[Records from a data collection]
= = = = =

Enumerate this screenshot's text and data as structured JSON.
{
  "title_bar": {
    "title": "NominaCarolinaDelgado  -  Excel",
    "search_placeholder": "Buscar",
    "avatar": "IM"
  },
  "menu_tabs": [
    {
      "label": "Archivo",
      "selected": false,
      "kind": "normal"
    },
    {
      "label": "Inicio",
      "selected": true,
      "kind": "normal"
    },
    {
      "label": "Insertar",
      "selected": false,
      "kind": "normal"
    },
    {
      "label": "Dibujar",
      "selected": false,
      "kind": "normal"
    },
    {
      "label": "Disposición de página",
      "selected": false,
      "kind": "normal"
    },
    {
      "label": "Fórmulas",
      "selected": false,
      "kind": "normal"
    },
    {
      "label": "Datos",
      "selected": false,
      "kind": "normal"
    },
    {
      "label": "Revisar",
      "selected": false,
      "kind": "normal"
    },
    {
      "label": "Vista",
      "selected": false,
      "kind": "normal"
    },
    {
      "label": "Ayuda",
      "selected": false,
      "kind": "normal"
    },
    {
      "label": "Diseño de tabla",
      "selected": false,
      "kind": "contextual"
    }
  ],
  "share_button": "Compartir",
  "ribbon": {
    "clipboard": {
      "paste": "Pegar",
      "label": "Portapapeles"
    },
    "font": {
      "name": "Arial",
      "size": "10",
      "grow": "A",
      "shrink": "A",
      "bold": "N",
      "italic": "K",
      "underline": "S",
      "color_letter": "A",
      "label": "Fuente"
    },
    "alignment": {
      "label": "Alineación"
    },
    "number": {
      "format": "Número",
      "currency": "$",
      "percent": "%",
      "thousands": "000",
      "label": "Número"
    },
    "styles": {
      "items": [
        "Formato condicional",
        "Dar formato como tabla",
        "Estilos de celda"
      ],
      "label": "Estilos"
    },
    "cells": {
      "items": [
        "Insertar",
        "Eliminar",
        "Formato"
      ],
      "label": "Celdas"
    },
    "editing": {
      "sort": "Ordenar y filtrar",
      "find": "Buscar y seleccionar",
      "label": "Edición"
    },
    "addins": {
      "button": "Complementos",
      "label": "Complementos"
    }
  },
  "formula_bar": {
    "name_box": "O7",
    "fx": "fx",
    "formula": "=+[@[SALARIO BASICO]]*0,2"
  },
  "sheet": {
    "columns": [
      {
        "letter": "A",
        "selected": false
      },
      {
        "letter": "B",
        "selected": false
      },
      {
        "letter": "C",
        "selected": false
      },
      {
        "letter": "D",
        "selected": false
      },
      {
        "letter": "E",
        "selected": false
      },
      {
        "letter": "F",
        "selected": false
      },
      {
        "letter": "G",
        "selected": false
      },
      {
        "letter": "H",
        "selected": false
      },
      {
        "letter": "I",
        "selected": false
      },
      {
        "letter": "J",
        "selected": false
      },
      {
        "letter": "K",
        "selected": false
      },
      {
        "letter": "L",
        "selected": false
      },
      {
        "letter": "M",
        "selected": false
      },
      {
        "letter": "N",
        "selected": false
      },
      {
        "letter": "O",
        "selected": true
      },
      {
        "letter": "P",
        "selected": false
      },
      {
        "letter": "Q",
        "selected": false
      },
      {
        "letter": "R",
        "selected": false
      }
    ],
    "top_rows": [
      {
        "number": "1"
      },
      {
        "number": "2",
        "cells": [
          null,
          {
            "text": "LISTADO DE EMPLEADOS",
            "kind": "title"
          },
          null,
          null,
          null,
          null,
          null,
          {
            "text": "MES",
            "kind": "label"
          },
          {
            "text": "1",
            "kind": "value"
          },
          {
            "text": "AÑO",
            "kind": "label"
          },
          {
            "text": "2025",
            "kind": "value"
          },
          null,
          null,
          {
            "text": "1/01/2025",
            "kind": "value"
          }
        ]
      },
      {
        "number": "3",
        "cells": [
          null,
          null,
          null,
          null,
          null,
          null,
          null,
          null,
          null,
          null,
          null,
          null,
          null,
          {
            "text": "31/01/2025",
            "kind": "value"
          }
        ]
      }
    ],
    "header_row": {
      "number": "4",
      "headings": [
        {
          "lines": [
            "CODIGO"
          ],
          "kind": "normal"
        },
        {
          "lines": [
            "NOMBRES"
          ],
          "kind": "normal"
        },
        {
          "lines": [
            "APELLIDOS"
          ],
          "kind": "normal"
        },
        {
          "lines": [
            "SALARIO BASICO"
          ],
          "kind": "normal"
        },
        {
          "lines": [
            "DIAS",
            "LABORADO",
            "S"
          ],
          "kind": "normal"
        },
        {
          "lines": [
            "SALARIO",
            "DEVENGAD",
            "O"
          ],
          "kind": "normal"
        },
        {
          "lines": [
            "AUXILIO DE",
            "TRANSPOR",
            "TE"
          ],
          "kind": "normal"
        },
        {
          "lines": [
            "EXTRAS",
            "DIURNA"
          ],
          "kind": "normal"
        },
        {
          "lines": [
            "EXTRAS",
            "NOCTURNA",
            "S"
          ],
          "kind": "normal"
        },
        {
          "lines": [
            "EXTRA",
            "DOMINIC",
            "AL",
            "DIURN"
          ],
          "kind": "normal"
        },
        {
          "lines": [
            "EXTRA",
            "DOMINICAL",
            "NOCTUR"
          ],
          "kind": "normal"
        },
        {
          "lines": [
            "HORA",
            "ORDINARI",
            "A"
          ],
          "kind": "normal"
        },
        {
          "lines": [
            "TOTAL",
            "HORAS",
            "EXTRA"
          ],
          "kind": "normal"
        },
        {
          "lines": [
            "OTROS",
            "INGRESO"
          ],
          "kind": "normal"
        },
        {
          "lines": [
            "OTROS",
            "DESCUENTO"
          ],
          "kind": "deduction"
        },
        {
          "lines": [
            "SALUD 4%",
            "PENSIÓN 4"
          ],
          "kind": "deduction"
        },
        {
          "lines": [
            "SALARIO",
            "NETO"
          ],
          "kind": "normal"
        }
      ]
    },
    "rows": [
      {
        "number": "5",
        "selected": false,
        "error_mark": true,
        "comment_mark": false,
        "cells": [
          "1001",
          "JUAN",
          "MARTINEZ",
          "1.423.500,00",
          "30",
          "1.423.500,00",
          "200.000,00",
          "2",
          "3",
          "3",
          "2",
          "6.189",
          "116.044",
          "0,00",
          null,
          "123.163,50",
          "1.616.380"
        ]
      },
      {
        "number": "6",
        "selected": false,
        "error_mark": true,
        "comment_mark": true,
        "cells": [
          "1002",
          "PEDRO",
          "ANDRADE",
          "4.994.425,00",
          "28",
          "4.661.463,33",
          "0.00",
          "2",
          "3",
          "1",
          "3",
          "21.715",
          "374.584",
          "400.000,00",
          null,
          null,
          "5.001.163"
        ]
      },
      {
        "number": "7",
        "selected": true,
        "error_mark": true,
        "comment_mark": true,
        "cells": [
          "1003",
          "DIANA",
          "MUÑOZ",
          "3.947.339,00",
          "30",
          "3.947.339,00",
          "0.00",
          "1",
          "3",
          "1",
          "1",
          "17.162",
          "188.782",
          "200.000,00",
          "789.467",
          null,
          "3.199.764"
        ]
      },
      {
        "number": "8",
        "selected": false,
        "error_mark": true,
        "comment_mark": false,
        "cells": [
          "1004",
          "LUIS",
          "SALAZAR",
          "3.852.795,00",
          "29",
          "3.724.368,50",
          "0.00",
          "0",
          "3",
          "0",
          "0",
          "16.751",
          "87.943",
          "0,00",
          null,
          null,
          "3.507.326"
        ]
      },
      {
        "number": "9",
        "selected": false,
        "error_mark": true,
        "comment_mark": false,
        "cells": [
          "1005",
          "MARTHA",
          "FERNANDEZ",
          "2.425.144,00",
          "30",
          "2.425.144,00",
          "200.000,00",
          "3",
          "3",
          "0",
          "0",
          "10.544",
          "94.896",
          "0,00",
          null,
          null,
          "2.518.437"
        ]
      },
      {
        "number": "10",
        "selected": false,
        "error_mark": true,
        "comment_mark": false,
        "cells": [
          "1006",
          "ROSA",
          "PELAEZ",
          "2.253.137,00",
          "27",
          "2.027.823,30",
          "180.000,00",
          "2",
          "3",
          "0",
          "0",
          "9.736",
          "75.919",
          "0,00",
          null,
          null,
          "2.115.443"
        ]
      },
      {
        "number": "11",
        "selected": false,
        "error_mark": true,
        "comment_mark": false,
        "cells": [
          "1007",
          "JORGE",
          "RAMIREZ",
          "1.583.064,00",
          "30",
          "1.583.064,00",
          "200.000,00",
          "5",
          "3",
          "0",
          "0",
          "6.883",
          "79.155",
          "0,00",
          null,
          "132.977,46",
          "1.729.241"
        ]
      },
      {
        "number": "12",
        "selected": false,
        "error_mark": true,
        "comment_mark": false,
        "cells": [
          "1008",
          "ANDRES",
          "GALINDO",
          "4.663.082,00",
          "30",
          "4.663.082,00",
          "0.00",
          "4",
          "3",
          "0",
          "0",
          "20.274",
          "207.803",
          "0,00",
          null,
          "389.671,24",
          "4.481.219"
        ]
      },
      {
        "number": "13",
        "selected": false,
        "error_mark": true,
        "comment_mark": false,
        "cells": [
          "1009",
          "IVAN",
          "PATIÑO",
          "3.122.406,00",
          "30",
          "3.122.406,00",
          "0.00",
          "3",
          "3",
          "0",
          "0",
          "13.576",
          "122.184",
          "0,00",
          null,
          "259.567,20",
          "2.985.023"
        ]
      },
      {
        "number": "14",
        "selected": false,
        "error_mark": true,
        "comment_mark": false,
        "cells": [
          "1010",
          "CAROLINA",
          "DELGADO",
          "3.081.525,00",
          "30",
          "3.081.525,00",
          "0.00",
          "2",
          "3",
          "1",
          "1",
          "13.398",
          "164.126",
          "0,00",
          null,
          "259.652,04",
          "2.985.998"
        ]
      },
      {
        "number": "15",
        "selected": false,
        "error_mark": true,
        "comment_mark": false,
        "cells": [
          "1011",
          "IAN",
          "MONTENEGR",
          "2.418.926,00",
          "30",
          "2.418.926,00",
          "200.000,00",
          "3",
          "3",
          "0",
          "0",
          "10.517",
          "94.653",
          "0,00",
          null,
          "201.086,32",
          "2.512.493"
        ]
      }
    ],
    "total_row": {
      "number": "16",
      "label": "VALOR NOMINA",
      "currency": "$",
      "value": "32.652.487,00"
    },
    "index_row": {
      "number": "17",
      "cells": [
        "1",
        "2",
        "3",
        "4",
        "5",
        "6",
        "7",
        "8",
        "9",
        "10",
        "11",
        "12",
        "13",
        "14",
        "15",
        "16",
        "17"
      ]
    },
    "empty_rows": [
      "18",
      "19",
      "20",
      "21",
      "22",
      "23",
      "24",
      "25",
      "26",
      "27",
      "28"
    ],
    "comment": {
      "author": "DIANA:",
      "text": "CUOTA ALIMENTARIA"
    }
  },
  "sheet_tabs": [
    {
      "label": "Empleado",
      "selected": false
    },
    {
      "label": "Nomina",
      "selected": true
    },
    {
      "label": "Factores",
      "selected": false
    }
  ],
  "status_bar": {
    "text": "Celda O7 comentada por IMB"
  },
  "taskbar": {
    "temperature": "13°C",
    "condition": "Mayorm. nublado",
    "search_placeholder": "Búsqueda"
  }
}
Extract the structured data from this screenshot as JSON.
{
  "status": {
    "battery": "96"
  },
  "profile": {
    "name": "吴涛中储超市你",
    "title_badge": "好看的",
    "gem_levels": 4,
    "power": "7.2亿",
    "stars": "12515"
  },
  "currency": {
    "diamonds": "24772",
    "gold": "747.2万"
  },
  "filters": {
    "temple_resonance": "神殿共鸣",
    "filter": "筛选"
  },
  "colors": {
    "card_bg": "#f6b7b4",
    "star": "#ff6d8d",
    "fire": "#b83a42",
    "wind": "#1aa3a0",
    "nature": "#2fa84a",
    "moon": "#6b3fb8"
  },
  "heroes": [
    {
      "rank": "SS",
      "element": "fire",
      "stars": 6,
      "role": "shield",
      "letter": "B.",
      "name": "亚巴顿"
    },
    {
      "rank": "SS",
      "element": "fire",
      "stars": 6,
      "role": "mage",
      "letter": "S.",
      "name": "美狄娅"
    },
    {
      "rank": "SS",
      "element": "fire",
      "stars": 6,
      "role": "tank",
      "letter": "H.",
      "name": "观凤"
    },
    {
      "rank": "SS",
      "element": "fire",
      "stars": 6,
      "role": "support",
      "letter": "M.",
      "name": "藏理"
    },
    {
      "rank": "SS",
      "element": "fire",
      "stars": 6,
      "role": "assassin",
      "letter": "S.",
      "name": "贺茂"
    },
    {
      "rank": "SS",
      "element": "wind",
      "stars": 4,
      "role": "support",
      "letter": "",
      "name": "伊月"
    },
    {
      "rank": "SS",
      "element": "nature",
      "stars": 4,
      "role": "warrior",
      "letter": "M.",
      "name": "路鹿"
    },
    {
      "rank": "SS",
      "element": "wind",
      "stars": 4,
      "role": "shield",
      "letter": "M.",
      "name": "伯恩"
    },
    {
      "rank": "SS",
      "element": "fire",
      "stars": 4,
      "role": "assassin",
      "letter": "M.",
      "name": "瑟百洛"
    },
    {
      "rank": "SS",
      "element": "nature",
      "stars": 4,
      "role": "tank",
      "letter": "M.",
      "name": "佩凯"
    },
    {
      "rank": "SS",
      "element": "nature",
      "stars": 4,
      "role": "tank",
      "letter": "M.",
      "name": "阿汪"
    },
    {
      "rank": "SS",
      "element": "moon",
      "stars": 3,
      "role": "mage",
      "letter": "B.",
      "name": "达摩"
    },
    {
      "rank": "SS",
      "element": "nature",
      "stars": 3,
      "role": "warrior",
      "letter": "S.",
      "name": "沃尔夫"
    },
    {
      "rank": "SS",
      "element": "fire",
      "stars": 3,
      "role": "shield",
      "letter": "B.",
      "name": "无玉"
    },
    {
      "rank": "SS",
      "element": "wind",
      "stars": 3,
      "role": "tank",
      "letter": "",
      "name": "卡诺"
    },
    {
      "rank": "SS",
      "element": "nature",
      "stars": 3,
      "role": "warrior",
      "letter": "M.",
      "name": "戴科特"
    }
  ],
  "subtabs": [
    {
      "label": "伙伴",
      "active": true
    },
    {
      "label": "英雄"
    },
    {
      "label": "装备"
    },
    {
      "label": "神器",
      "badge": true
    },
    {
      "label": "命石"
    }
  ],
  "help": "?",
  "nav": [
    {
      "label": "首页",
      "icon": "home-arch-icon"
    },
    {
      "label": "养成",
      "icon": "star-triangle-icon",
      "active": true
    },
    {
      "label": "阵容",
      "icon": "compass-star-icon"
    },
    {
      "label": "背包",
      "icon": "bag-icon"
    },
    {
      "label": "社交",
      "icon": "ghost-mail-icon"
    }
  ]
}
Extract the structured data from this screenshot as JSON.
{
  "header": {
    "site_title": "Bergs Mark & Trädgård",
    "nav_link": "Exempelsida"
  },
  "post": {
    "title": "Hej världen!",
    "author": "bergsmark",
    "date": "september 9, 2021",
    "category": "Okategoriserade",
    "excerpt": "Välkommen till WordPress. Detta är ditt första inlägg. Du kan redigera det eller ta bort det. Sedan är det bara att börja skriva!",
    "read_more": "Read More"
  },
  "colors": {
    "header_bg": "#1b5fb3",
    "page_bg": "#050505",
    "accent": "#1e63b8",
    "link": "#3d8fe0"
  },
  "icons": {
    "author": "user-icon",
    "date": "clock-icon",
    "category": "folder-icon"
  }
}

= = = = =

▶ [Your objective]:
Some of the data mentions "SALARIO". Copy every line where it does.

▶ [Response to this exercise]:
    "formula": "=+[@[SALARIO BASICO]]*0,2"
            "SALARIO BASICO"
            "SALARIO",
            "SALARIO",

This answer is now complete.